#### What is being asked:
Counting only the lines below that contain the word "arrow", what is the total? Give it with no other words.

Working data: Begin

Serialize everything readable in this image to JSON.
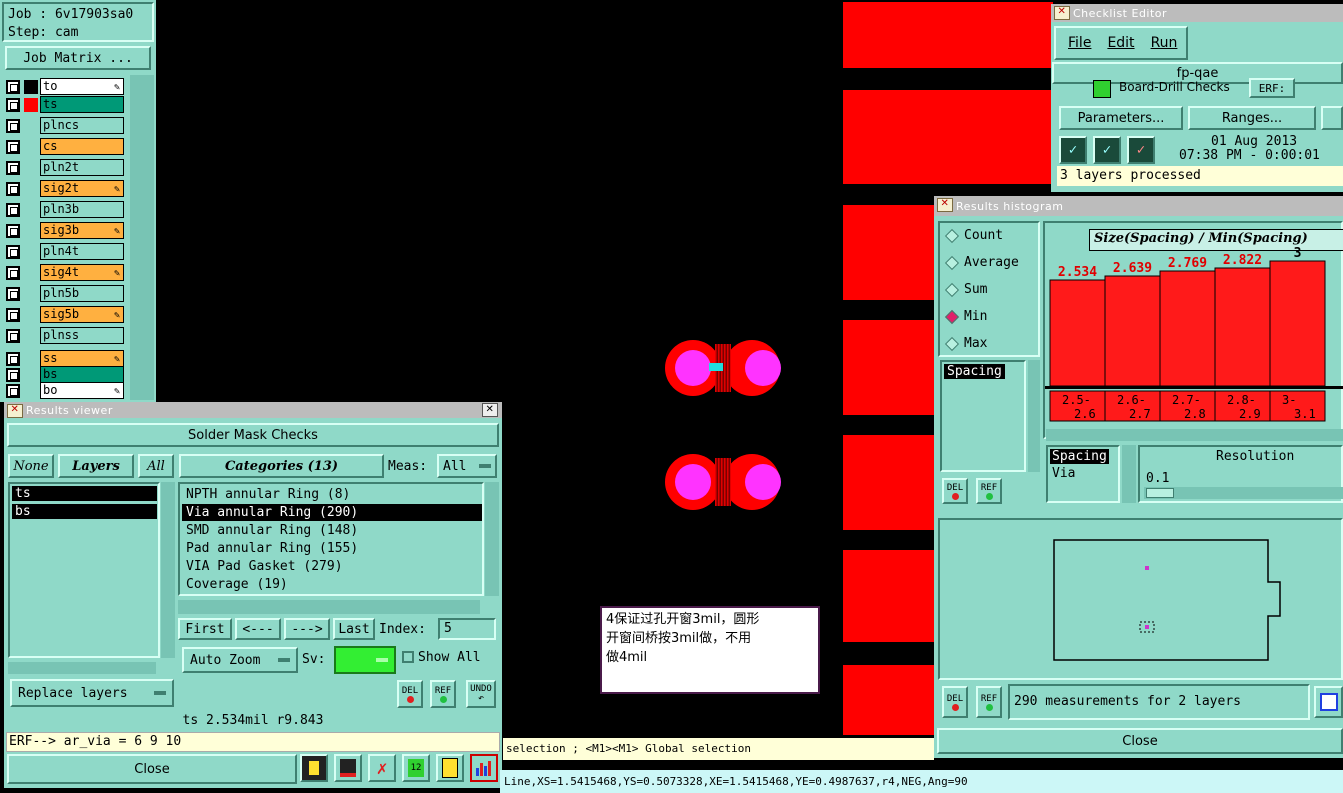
{
  "job": {
    "job_label": "Job : 6v17903sa0",
    "step_label": "Step: cam",
    "job_matrix_button": "Job Matrix ..."
  },
  "layers": [
    {
      "name": "to",
      "color": "#ffffff",
      "swatch": "#000000",
      "flag": true
    },
    {
      "name": "ts",
      "color": "#009977",
      "swatch": "#ff0000",
      "flag": false
    },
    {
      "name": "plncs",
      "color": "#8fd9c8",
      "swatch": "",
      "flag": false
    },
    {
      "name": "cs",
      "color": "#ffb040",
      "swatch": "",
      "flag": false
    },
    {
      "name": "pln2t",
      "color": "#8fd9c8",
      "swatch": "",
      "flag": false
    },
    {
      "name": "sig2t",
      "color": "#ffb040",
      "swatch": "",
      "flag": true
    },
    {
      "name": "pln3b",
      "color": "#8fd9c8",
      "swatch": "",
      "flag": false
    },
    {
      "name": "sig3b",
      "color": "#ffb040",
      "swatch": "",
      "flag": true
    },
    {
      "name": "pln4t",
      "color": "#8fd9c8",
      "swatch": "",
      "flag": false
    },
    {
      "name": "sig4t",
      "color": "#ffb040",
      "swatch": "",
      "flag": true
    },
    {
      "name": "pln5b",
      "color": "#8fd9c8",
      "swatch": "",
      "flag": false
    },
    {
      "name": "sig5b",
      "color": "#ffb040",
      "swatch": "",
      "flag": true
    },
    {
      "name": "plnss",
      "color": "#8fd9c8",
      "swatch": "",
      "flag": false
    },
    {
      "name": "ss",
      "color": "#ffb040",
      "swatch": "",
      "flag": true
    },
    {
      "name": "bs",
      "color": "#009977",
      "swatch": "",
      "flag": false
    },
    {
      "name": "bo",
      "color": "#ffffff",
      "swatch": "",
      "flag": true
    }
  ],
  "results_viewer": {
    "title": "Results viewer",
    "header": "Solder Mask Checks",
    "none_btn": "None",
    "layers_btn": "Layers",
    "all_btn": "All",
    "categories_btn": "Categories (13)",
    "meas_label": "Meas:",
    "meas_value": "All",
    "layer_list": [
      "ts",
      "bs"
    ],
    "categories": [
      {
        "label": "NPTH annular Ring (8)",
        "selected": false
      },
      {
        "label": "Via annular Ring (290)",
        "selected": true
      },
      {
        "label": "SMD annular Ring (148)",
        "selected": false
      },
      {
        "label": "Pad annular Ring (155)",
        "selected": false
      },
      {
        "label": "VIA Pad Gasket (279)",
        "selected": false
      },
      {
        "label": "Coverage (19)",
        "selected": false
      }
    ],
    "first_btn": "First",
    "prev_btn": "<---",
    "next_btn": "--->",
    "last_btn": "Last",
    "index_label": "Index:",
    "index_value": "5",
    "auto_zoom": "Auto Zoom",
    "sv_label": "Sv:",
    "show_all": "Show All",
    "replace_layers": "Replace layers",
    "del_btn": "DEL",
    "ref_btn": "REF",
    "undo_btn": "UNDO",
    "status_value": "ts 2.534mil  r9.843",
    "erf_line": "ERF--> ar_via = 6 9 10",
    "close_btn": "Close"
  },
  "checklist": {
    "title": "Checklist Editor",
    "menu": [
      "File",
      "Edit",
      "Run"
    ],
    "name": "fp-qae",
    "check_row": "Board-Drill Checks",
    "erf_btn": "ERF:",
    "parameters_btn": "Parameters...",
    "ranges_btn": "Ranges...",
    "date": "01 Aug 2013",
    "time": "07:38 PM - 0:00:01",
    "status": "3 layers processed"
  },
  "histogram": {
    "title": "Results histogram",
    "modes": [
      {
        "label": "Count",
        "selected": false
      },
      {
        "label": "Average",
        "selected": false
      },
      {
        "label": "Sum",
        "selected": false
      },
      {
        "label": "Min",
        "selected": true
      },
      {
        "label": "Max",
        "selected": false
      }
    ],
    "chart_title": "Size(Spacing) / Min(Spacing)",
    "bars": [
      {
        "value": "2.534",
        "top": "2.5-",
        "bottom": "2.6",
        "level": 0.845
      },
      {
        "value": "2.639",
        "top": "2.6-",
        "bottom": "2.7",
        "level": 0.88
      },
      {
        "value": "2.769",
        "top": "2.7-",
        "bottom": "2.8",
        "level": 0.923
      },
      {
        "value": "2.822",
        "top": "2.8-",
        "bottom": "2.9",
        "level": 0.94
      },
      {
        "value": "3",
        "top": "3-",
        "bottom": "3.1",
        "level": 1.0
      }
    ],
    "list_a": [
      "Spacing"
    ],
    "list_b": [
      "Spacing",
      "Via"
    ],
    "resolution_label": "Resolution",
    "resolution_value": "0.1",
    "del_btn": "DEL",
    "ref_btn": "REF",
    "measurements": "290 measurements for 2 layers",
    "close_btn": "Close"
  },
  "annotation": {
    "lines": [
      "4保证过孔开窗3mil，圆形",
      "开窗间桥按3mil做，不用",
      "做4mil"
    ]
  },
  "status_bar": {
    "message": "selection ; <M1><M1> Global selection",
    "coords": "Line,XS=1.5415468,YS=0.5073328,XE=1.5415468,YE=0.4987637,r4,NEG,Ang=90"
  }
}
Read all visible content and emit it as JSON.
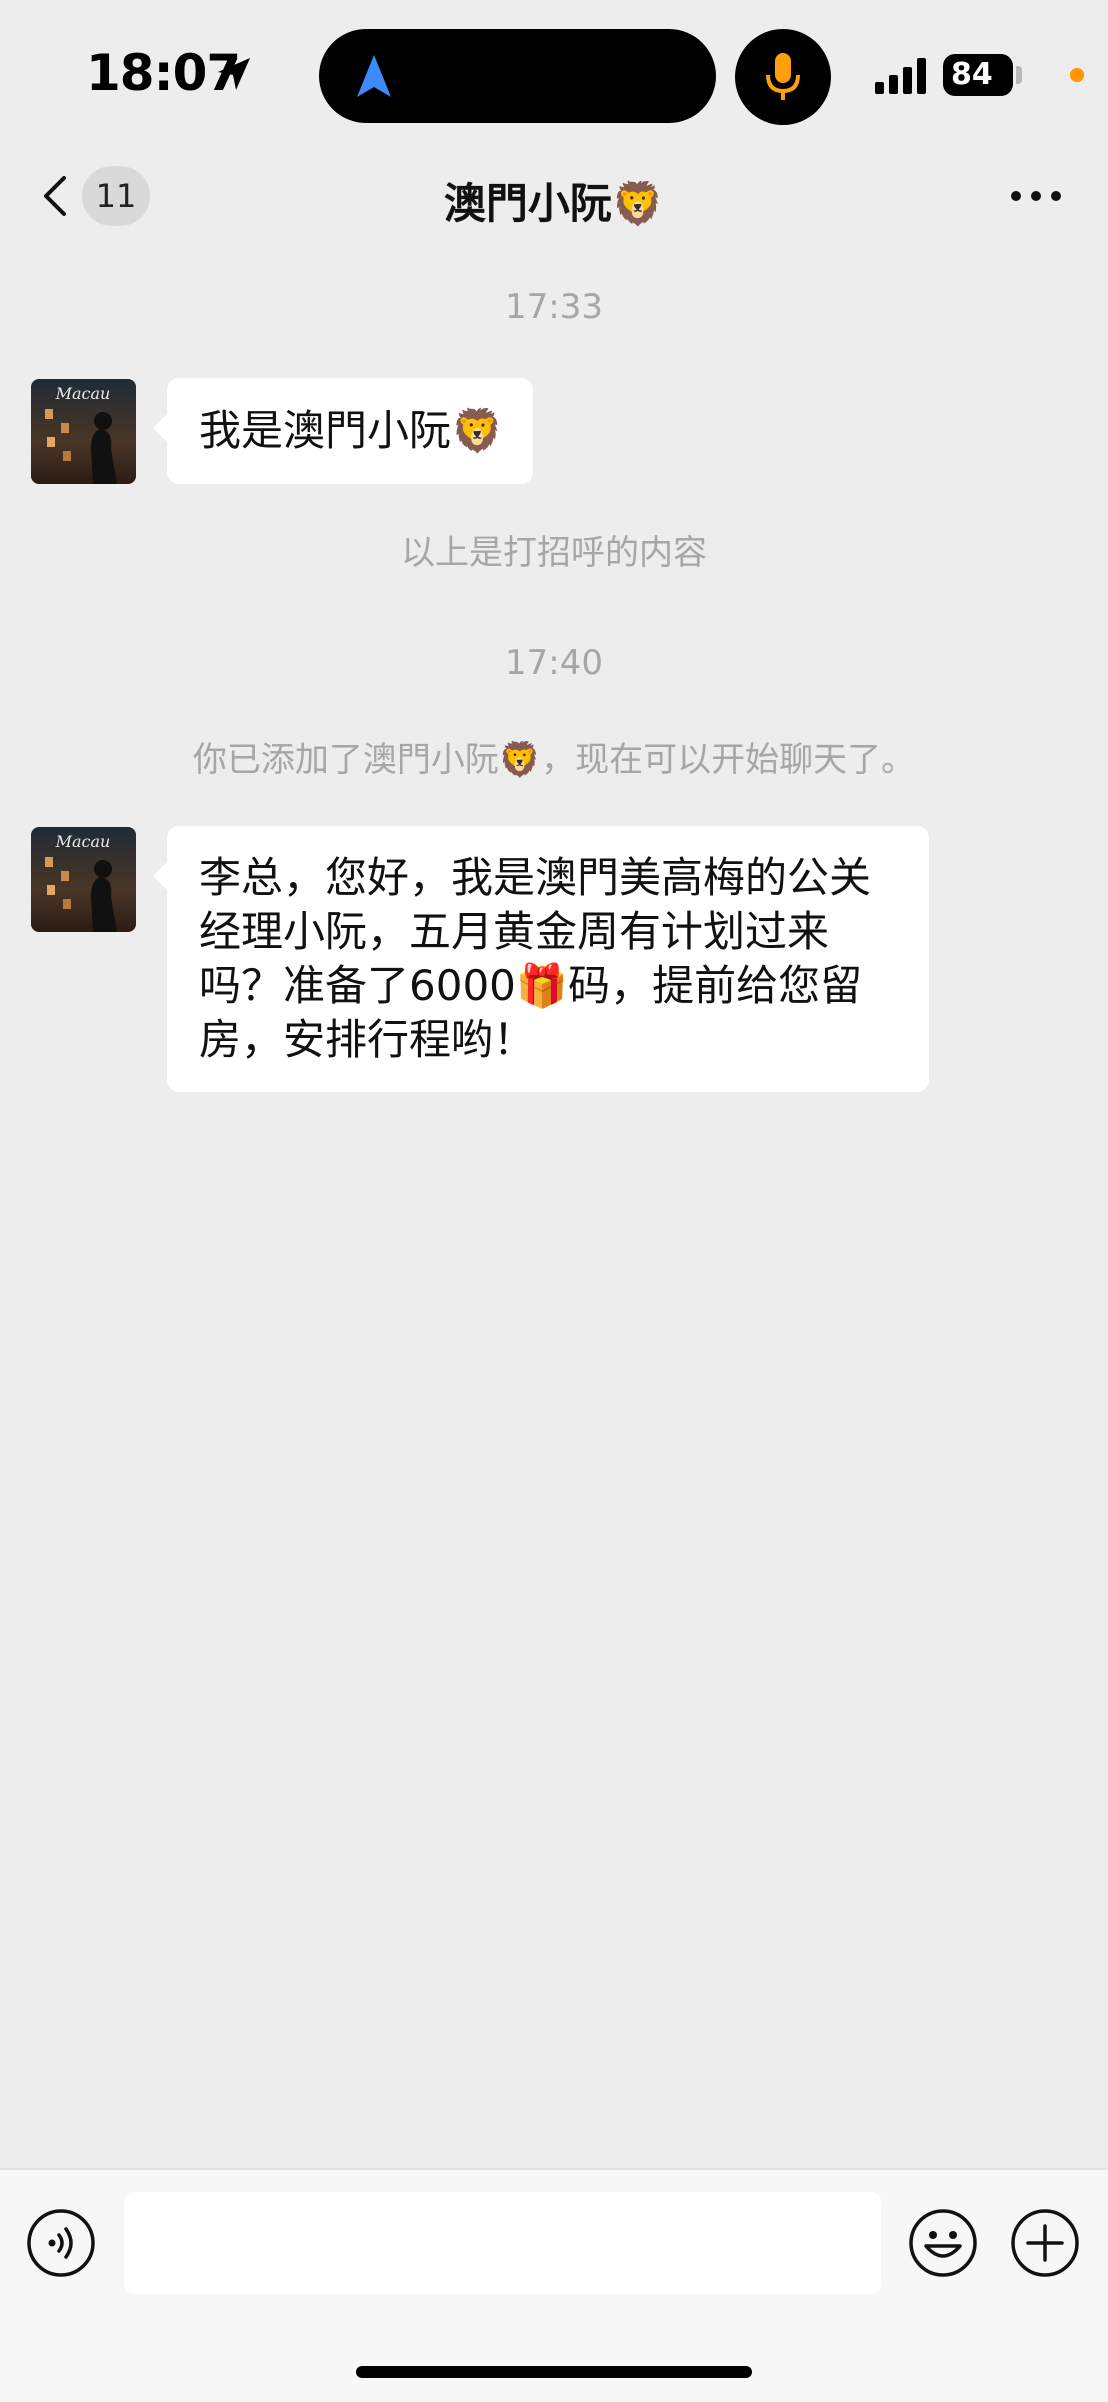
{
  "status_bar": {
    "time": "18:07",
    "battery": "84"
  },
  "header": {
    "back_badge": "11",
    "title": "澳門小阮🦁"
  },
  "chat": {
    "timestamp_1": "17:33",
    "message_1": "我是澳門小阮🦁",
    "system_greeting": "以上是打招呼的内容",
    "timestamp_2": "17:40",
    "system_added": "你已添加了澳門小阮🦁，现在可以开始聊天了。",
    "message_2": "李总，您好，我是澳門美高梅的公关经理小阮，五月黄金周有计划过来吗？准备了6000🎁码，提前给您留房，安排行程哟！",
    "avatar_text": "Macau"
  },
  "input_bar": {
    "value": ""
  },
  "colors": {
    "background": "#ededed",
    "bubble": "#ffffff",
    "muted_text": "#a6a6a6",
    "island_nav_blue": "#3d8bff",
    "mic_orange": "#ff9f0a",
    "privacy_dot": "#ff9500"
  },
  "icons": [
    "location-arrow-icon",
    "navigation-arrow-icon",
    "microphone-icon",
    "signal-icon",
    "chevron-left-icon",
    "more-dots-icon",
    "voice-icon",
    "emoji-icon",
    "plus-icon"
  ]
}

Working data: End

#### Task output:
2